Mr. Speaker

Order. I think that the Secretary of State understands the case.

Margaret Beckett

I take my hon. Friend's point entirely. I am sorry to learn that her constituent was not aware that we are trying to make it easier for people to meet the requirements. I share her view that it is important to make farmers aware of that, especially as we can move increasingly towards easier methods of access to schemes. The introduction of the new scheme will give us a good opportunity to do that.

We hope that, in future, the Rural Payments Agency can build up a bank of information. That ties in with my hon. Friend's question and that of the hon. Member for Blaby (Mr. Robathan). It will mean that only changes need to be notified, which will be an enormous help.

Mr. David Curry (Skipton and Ripon) (Con)

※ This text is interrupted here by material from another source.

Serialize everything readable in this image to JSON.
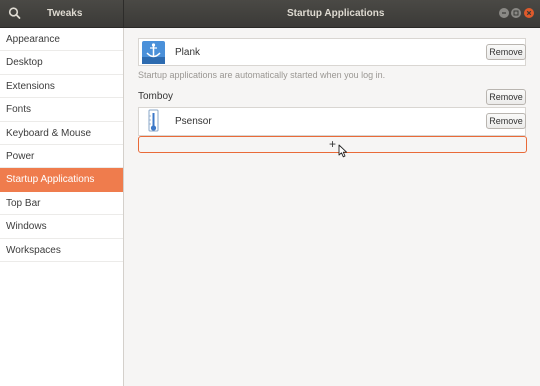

The right hon. Lady will appreciate that, before the single farm payment can take effect, it will be necessary to define precisely where the moorland line lies. Does she also appreciate that farmers want to know what machinery will be set up to adjudicate that, who will man it and the sort of information that has to be supplied? Clearly, there is great uncertainty and farmers are anxious to be able to see their way forward as soon as possible.

Margaret Beckett

I entirely appreciate the right hon. Gentleman's point. He knows that we are conscious of the fact that, when the moorland line was established, no specific payment was associated with it because there was no perceived need at the time and there was therefore no appeal mechanism for individual decisions. We are now considering as a matter of urgency what process we can introduce to ensure that people have the opportunity to make representations about exactly where the moorland line should run. I hope that we can make an announcement about that in the not-too-distant future, because I share the right hon. Gentleman's view that it is important that farmers know where they stand.

Sir Nicholas Winterton (Macclesfield) (Con)

Although I am reasured by the Secretary of State's reply to my hon. Friend the Member for Blaby (Mr. Robathan), does she share my concern and that of many of my marginal land farmers and hill farmers and members of the Peak park authority that there may be far fewer farmers to fill in the forms under the single farm payment scheme? That is damaging to those who farm on our marginal land.

Margaret Beckett

I am not sure what leads the hon. Gentleman to that conclusion, but there will inevitably be losers as well as winners. That applies to every change that is introduced. However, breaking the link between production and subsidy will generally benefit farming and allow for economic improvement. People must make the decisions that are right for the future of their businesses, but they will have considerable stability from knowing what they will receive for some eight years. People in many other industries would welcome such a business-planning horizon.

Mr. John Whittingdale (Maldon and East Chelmsford) (Con)

Does the Secretary of State know that the proposal to require a 2 m uncultivated buffer strip as one of the cross-compliance measures to obtain a single farm payment may cost many farmers up to thousands of pounds? How do the Government justify the fact that the farmers who have done most for the environment by creating hedgerows and habitat will be worst affected by that proposal?

Margaret Beckett

We have only just reached the closing date for the consultation process on cross-compliance. The idea of a 2 m strip was raised during it. Although some people expressed great concern, others take a different view—either that the proposal is welcome or that it does not present great difficulty. We shall study all those responses with great care before we reach our decisions.